Why do you need Tatting Split Ring, or how laziness becomes the engine of progress.

Hello everyone!¬†Sometimes I hear bewildered questions from beginner tatters: why should I learn Split Ring? It’s complicated, troublesome and not useful to me. I can list several reasons why you need this. So, first, the Split Ring is cool! Secondly, you can make the Ring two-tone. Thirdly, a lot of modern tatting patterns often use this method (for example, my Celtic bracelets).

Split Ring

Little trick with Split Ring

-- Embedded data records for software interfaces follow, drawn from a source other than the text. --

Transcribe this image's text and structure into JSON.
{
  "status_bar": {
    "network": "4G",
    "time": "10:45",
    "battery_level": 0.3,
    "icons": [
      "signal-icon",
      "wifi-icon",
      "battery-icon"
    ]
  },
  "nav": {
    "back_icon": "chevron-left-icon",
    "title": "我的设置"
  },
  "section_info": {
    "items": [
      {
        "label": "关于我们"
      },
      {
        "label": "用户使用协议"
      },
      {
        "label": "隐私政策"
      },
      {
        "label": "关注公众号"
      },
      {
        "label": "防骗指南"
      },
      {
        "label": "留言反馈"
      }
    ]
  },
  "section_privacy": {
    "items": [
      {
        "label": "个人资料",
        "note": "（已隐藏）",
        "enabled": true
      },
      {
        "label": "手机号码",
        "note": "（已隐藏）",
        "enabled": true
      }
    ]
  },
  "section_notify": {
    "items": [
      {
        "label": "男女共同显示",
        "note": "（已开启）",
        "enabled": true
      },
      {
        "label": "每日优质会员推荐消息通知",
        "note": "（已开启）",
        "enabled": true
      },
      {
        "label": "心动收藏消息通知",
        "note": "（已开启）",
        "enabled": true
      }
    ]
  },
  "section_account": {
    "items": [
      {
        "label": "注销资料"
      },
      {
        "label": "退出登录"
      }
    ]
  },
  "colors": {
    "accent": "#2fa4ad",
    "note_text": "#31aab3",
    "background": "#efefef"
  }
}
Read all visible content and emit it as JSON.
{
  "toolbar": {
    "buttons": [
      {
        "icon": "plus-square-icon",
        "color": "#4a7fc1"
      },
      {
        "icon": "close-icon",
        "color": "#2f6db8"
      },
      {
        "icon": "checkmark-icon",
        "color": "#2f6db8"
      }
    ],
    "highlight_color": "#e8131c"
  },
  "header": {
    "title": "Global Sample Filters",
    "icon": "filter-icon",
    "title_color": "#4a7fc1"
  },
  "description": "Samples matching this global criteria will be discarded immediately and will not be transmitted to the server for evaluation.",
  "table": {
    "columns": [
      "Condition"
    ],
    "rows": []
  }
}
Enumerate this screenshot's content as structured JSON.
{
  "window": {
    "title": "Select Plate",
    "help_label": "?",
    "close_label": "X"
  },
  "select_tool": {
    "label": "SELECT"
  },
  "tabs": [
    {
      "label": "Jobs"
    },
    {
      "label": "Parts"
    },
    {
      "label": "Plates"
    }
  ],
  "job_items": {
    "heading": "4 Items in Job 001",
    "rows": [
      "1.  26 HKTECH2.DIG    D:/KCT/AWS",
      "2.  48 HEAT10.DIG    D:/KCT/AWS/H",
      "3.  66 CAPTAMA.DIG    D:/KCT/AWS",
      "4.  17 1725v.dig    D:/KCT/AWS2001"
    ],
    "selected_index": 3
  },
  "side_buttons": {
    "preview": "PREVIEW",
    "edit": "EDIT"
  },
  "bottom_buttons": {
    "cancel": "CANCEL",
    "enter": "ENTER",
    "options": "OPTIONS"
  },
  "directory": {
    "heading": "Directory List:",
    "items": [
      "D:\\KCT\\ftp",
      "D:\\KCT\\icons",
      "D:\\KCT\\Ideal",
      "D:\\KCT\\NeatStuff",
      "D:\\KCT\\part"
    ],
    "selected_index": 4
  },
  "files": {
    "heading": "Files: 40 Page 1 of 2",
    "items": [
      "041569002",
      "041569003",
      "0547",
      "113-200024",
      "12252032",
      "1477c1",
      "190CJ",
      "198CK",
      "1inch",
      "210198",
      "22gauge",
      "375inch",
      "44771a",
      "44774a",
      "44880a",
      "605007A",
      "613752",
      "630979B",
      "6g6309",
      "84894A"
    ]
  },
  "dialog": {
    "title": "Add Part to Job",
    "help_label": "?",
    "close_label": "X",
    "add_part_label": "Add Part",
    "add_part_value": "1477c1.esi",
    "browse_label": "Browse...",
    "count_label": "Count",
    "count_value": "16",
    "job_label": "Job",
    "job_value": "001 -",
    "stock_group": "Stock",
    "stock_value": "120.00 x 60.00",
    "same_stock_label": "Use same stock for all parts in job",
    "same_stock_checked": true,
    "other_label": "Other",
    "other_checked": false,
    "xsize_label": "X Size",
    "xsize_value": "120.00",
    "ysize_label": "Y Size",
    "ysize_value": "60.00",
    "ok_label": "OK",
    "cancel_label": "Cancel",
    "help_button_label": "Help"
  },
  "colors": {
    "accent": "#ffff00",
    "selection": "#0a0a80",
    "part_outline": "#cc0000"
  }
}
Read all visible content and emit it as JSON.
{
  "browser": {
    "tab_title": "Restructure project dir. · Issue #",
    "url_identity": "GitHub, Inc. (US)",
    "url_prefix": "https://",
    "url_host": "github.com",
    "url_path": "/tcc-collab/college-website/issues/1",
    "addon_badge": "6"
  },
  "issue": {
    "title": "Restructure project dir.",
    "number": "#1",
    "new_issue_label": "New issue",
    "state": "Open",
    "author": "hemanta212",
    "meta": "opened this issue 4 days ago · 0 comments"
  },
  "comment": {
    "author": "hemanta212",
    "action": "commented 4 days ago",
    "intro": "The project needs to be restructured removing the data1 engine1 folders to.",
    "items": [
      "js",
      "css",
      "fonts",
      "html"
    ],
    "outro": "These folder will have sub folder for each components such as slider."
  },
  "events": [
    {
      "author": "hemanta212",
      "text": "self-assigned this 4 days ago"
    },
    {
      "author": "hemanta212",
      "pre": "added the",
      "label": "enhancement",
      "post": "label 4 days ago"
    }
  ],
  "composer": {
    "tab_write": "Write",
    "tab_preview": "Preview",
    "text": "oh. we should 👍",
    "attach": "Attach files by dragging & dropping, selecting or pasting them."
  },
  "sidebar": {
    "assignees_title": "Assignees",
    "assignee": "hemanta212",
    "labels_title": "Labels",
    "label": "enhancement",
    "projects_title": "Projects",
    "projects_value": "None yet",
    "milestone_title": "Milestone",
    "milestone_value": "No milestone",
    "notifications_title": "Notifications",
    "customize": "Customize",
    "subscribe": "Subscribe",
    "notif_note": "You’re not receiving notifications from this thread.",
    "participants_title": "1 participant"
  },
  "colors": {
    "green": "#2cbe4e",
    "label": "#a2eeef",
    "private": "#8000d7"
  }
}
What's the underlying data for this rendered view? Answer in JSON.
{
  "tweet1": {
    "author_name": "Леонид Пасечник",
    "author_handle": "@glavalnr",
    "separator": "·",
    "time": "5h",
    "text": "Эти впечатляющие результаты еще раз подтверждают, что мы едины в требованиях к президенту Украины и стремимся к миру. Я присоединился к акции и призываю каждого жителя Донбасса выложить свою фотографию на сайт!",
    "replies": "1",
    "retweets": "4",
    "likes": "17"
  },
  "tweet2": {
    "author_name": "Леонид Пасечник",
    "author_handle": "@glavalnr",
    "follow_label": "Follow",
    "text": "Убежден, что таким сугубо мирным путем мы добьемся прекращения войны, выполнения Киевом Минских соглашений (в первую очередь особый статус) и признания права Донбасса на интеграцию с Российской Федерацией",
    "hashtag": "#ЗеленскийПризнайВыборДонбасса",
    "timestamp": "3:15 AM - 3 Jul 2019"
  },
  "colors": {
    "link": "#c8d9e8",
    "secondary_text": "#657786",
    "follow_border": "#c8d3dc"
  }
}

But the most important thing for me is the ability not to cut the threads between the rows using the Split Ring. I have already said many times how much I sooooo hate to hide the threads after the end of the work. So, I guess I’m a classic lazybones! Because I’m trying to come up with a new way to “make my life easier.” This is how new useful devices are born. I am deeply convinced that the remote control was invented by a classic lazy person. Just him did not want to get up from a warm chair to change TV channels! Haha, I’d be a millionaire if I came up with something like that!

I don’t even know which tatting master first came up with the idea of using the Split Ring to move to the next row. Alas, not all patterns can use this trick. But that would be perfect, mind you. Because I don’t need to cut and hide the threads in the middle of the work several times. As a result, I hide only two (or sometimes even one) threads at the end of the work ALWAYS! But so far this is unrealistic.

In the end, I liked this trick so much that I decided to create a doily pattern, where all 5 rows are weaved without breaking the thread. This is doily Azure Sky.

Why you need Tatting Split Ring

So, in conclusion of the post, I want to offer you a video. You will see how to use the split ring to move to the next row of a round napkin without cutting the thread. Please support my blog and my YouTube channel with likes, subscriptions and comments! Thanks!